• [Work instruction]: Scan the entries below. Report each line where the string "JSON" occurs.

Dataset records
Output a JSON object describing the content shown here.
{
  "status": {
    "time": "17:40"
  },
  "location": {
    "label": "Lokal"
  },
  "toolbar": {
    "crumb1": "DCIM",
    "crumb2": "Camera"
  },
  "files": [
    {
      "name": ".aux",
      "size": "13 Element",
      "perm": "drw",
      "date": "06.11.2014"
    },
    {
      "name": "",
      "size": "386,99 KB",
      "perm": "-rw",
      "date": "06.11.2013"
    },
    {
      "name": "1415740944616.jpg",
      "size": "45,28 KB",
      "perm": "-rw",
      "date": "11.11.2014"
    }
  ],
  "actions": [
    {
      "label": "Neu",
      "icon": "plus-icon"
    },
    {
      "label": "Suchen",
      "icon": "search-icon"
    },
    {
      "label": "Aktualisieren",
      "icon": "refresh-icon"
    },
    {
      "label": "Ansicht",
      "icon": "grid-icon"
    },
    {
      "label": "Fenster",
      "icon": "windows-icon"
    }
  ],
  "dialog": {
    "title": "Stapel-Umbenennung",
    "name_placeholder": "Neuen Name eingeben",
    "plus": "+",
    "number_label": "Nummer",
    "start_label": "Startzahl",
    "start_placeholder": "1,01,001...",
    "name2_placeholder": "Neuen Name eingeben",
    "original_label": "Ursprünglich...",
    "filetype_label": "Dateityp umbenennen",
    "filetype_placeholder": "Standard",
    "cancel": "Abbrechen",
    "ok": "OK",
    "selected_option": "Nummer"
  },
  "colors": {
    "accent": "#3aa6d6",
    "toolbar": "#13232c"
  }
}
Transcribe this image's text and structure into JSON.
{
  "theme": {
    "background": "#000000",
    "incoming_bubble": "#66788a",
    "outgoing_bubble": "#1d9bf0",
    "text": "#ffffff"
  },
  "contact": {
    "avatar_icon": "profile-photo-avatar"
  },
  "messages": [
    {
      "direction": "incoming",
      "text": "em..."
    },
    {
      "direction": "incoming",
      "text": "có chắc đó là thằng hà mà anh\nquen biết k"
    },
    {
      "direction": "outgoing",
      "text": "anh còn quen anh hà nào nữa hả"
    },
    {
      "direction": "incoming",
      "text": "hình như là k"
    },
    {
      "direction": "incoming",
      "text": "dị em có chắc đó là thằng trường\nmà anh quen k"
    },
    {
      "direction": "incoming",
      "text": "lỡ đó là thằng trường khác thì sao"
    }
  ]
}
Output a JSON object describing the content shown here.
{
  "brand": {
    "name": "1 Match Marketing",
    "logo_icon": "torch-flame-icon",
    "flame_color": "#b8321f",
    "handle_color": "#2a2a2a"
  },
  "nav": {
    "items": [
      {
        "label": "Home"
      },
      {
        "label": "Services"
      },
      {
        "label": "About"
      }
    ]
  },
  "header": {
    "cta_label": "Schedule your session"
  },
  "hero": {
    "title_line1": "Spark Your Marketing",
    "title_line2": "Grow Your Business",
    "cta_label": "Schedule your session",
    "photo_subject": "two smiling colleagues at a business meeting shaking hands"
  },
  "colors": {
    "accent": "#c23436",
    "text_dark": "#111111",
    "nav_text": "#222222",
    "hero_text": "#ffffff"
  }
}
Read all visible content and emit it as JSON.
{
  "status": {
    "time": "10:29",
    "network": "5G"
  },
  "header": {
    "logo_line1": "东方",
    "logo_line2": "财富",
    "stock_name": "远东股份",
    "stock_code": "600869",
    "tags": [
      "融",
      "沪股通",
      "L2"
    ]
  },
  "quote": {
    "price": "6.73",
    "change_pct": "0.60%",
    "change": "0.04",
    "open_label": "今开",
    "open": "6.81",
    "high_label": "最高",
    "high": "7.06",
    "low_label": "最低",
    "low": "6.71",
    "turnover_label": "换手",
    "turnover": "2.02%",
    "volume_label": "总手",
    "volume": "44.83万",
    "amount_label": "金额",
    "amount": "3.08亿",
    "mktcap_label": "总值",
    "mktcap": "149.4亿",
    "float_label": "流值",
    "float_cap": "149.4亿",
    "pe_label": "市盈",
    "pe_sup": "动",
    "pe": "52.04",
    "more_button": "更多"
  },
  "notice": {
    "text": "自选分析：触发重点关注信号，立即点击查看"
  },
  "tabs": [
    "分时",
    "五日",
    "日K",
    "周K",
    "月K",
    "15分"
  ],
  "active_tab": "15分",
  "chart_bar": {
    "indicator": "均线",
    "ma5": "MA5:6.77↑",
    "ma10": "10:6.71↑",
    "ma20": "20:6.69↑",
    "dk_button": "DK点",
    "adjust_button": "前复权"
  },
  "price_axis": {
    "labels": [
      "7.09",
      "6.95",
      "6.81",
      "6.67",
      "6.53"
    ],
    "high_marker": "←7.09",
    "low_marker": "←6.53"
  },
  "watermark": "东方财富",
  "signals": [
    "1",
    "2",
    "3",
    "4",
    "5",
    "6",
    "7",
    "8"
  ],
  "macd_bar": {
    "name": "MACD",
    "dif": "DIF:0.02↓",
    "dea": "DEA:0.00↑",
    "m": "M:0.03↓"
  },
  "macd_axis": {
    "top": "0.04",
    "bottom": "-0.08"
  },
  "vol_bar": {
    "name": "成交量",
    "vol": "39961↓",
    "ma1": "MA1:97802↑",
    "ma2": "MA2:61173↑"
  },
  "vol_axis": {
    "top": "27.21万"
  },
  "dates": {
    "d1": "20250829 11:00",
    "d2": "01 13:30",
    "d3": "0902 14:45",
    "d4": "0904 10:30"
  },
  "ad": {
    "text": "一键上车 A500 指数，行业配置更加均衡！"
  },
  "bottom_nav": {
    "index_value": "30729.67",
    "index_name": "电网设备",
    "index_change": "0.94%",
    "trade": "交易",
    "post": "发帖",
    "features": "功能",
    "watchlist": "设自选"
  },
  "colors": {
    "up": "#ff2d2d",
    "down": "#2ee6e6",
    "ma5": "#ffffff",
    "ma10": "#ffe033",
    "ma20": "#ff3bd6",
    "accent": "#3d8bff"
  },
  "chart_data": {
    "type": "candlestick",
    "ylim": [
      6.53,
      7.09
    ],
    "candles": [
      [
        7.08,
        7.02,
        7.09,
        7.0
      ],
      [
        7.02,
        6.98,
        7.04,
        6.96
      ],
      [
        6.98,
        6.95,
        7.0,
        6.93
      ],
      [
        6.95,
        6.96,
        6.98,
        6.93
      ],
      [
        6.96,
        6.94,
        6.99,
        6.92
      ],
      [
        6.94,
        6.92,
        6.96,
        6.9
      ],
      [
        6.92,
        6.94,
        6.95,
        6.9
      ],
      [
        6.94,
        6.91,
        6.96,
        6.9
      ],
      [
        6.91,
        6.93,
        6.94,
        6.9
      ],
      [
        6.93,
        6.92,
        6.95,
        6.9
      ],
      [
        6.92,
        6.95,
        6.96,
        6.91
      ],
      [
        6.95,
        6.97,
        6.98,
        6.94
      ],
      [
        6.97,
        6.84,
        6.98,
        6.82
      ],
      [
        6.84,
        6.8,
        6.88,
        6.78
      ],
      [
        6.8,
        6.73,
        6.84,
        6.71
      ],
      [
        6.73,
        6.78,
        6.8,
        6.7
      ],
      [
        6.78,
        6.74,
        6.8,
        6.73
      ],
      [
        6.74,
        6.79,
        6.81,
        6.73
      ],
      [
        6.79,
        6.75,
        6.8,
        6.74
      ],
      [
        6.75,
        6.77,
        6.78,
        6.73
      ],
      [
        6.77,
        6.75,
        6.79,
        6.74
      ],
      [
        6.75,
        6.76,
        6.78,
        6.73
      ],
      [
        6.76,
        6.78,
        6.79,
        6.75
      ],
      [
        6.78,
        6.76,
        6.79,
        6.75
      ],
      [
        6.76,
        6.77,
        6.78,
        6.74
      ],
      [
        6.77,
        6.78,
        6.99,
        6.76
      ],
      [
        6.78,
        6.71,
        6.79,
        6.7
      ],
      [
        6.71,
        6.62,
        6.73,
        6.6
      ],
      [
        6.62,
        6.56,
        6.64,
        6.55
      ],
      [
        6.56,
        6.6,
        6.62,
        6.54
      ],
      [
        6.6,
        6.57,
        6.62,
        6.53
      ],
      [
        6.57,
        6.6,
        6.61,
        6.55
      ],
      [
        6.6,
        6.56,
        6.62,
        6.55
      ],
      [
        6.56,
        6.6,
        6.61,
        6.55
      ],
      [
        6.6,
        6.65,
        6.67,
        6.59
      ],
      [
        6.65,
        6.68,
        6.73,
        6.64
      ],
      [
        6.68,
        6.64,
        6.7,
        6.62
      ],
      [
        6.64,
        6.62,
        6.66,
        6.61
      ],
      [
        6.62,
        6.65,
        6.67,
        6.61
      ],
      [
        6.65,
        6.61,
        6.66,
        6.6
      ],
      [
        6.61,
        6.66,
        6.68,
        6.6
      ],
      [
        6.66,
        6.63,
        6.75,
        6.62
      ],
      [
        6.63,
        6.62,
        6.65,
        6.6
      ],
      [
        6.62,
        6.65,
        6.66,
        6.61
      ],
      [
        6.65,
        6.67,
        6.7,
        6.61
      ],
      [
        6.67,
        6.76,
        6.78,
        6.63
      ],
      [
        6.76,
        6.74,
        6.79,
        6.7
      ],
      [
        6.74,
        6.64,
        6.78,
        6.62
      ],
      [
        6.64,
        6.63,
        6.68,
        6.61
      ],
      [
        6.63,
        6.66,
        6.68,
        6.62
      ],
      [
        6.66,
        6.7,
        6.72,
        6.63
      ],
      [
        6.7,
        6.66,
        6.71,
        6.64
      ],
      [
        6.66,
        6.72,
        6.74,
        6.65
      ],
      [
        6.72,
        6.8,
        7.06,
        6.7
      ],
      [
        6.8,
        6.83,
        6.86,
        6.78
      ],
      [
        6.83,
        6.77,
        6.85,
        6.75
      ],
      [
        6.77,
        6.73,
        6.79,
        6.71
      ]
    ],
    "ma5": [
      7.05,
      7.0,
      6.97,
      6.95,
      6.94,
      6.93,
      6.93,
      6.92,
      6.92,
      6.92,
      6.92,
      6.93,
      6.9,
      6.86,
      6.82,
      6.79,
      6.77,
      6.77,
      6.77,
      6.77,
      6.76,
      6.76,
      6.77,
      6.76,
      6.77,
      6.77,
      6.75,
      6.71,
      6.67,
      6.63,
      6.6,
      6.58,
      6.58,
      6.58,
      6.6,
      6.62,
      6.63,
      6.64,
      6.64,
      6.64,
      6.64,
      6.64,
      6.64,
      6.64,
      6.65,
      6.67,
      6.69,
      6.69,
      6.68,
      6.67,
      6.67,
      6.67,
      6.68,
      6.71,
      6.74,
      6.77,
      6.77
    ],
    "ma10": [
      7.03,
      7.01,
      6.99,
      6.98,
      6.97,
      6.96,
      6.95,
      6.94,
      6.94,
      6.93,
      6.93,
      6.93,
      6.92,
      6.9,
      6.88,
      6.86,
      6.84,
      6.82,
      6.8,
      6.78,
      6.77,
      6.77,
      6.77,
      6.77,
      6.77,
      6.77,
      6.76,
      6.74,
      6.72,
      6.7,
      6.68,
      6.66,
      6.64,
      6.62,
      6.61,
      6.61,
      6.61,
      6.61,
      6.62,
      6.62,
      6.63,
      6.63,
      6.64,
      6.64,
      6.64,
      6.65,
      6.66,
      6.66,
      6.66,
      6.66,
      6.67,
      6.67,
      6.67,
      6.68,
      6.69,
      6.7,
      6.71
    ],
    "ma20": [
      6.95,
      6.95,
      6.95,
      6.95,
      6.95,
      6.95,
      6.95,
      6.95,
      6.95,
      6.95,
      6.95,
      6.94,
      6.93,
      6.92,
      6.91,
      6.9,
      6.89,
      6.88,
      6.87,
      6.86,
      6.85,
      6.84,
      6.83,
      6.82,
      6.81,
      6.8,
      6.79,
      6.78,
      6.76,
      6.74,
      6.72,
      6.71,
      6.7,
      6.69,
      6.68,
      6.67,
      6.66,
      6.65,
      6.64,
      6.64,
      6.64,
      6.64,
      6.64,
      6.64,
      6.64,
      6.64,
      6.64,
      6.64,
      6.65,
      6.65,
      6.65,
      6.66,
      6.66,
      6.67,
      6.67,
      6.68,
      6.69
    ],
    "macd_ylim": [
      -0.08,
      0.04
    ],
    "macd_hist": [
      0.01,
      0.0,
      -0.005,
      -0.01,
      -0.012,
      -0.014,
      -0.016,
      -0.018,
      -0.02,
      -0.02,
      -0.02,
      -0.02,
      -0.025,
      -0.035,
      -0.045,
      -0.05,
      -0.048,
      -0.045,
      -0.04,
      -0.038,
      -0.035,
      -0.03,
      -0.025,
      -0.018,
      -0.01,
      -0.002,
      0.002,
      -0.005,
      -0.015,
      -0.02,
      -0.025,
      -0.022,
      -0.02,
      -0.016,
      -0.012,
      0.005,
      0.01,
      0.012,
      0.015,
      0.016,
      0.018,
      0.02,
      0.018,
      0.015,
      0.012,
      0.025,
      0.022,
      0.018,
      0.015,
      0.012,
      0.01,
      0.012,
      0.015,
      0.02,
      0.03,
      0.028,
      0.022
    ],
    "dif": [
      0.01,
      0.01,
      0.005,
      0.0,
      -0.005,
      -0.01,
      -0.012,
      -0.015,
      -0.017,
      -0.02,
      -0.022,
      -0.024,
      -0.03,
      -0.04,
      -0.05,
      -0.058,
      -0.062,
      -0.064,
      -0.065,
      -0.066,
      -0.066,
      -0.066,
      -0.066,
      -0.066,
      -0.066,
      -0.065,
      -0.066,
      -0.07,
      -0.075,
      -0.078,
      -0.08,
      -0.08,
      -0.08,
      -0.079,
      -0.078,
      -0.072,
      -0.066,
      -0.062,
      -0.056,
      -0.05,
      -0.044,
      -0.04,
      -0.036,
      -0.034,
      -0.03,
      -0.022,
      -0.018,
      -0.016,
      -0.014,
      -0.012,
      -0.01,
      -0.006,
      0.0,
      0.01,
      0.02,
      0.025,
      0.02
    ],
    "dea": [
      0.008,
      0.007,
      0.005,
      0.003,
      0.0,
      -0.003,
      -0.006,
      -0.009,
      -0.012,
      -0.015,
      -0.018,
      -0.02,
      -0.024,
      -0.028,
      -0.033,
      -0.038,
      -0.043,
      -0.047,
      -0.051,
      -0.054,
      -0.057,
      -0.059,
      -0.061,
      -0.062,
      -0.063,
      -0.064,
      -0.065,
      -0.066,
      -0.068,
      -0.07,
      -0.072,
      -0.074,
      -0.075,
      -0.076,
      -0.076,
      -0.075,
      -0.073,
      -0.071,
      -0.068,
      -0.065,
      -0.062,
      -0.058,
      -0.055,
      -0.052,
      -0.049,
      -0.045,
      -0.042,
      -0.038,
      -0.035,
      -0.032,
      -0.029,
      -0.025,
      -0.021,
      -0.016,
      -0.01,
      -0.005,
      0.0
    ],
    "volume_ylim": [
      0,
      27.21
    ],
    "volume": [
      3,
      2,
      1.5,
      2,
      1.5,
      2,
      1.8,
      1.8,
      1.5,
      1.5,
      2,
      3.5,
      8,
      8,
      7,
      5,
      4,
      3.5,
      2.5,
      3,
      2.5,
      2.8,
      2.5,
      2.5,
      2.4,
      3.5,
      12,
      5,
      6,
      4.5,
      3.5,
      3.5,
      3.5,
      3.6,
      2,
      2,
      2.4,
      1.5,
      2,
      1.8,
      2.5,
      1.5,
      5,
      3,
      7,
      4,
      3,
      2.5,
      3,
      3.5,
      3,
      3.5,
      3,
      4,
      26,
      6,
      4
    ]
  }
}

• [Answer area]:
Output a JSON object describing the content shown here.
Transcribe this image's text and structure into JSON.
Output a JSON object describing the content shown here.
Read all visible content and emit it as JSON.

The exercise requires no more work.